Any analytics project today requires data integration, cleansing, manipulation and often they require machine learning. In order to solve these problems a hodge podge of tooling is typically required. That usually leads to glueing technologies together that were never meant to really work with each other in the same place. The problem is exacerbated when machine learning is involved because deploying machine learning projects often involves moving the work from the team that developed the model to a team that allows its results to be consumed.
KNIME has been a promising platform for our team over the past several years to coordinate these heterogenous activities. It supports in one place data integration, cleansing, manipulation and is a tremendous machine learning workbench. Over the past two days KNIME Summit 2017 was held here in Austin, TX and I got to attend and hear about what was going on with this platform.
They continue to push the features on guided analytics forward. Now they allow filtering and parameterization of workflows so that highly technical machine learning resources can punch out their work in a workflow that can be provided to business analysts, who then can filter and manipulate data to see the effect on the output the expert created. This extends KNIME’s ability get different skill sets using different tools to be productive in the same analytics project. Business analysts can be empowered to play with the machine learning solutions as well and make it work better, whether it is applying new business rules to the data or even excluding records that they know don’t make sense.
KNIME’s commitment to open source also remains strong. Having taken on a €20M investment, one would imagine they are starting to feel the pressure of monetizing their platform more extensively. However, their investment partner Invus seems to be allowing them to play the long game and provide a valuable open platform first, with monetization being a secondary and longer term consideration. The value to those who use KNIME seems quite impressive, an open source platform that does not require the technical specialization of a Hadoop deployment that has an active enough community contributing to get the latest machine learning techniques baked in.
While one does not have to be a Hadoop specialist, KNIME still provides big data capabilities on Hadoop with Cloudera, Hortonworks and MapR all acknowledging the platform’s integration. KNIME’s big data connectors provide the ability to pull data from big data sources, and more importantly execute workflows on them. That means KNIME can actually push the heavy lifting in its workflows down to the big data tool and simply make the result available to the person consuming the data. This could become the next big interface to SPARK which has developed a reputation for being extraordinarily difficult to deploy and maintain, even after you account for the tremendous expense of those skilled in Spark to staff it. KNIME will soon offer the ability to spin up a large cluster in the cloud, perform the defined jobs in the cloud and then collect the results to visualize or deploy a model’s benefit to consumers.
The tools still remains one of the most satisfying for customers according to surveys.
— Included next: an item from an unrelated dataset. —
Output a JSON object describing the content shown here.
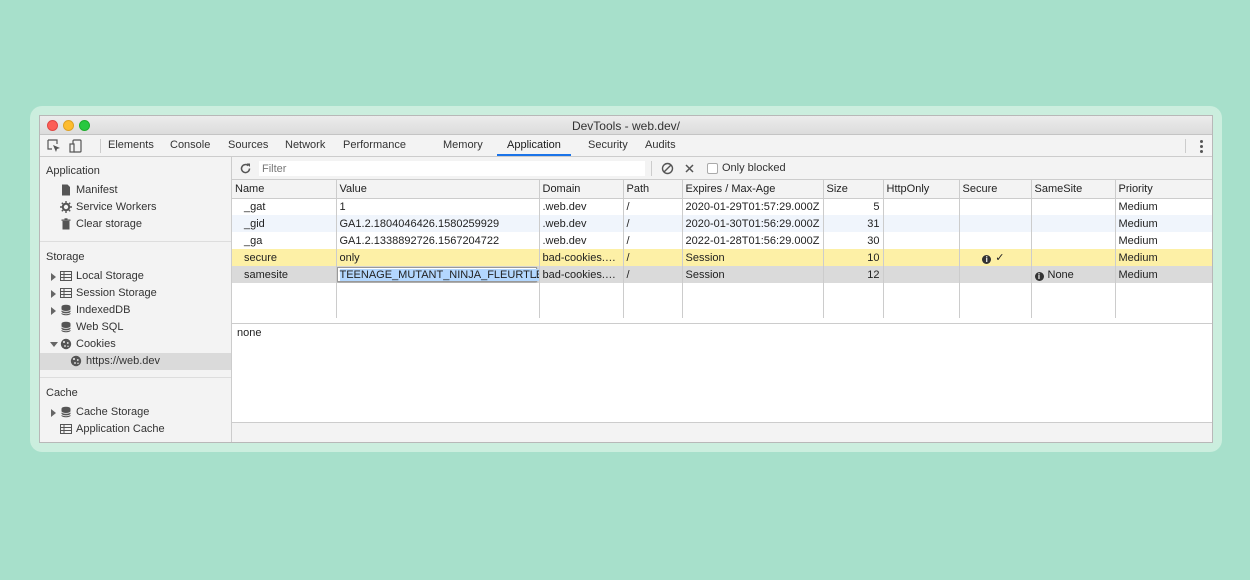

Rexer publishes annual survey amongst analytics and data mining practitioners, has illustrated how high the satisfaction is when compared to other tools. At Blacklight, we had our concerns initially on performance as KNIME stages information to disk in between operations requiring both a disk write and the information to be persisted. That exploded the amount of storage a workflow requires while also slowing it down on throughput. However, the proliferation of SSD’s, expansion of cheap storage and the new abilities to push work to tools meant for heavy lifting bring the potential for open source high scale analytics to most organizations.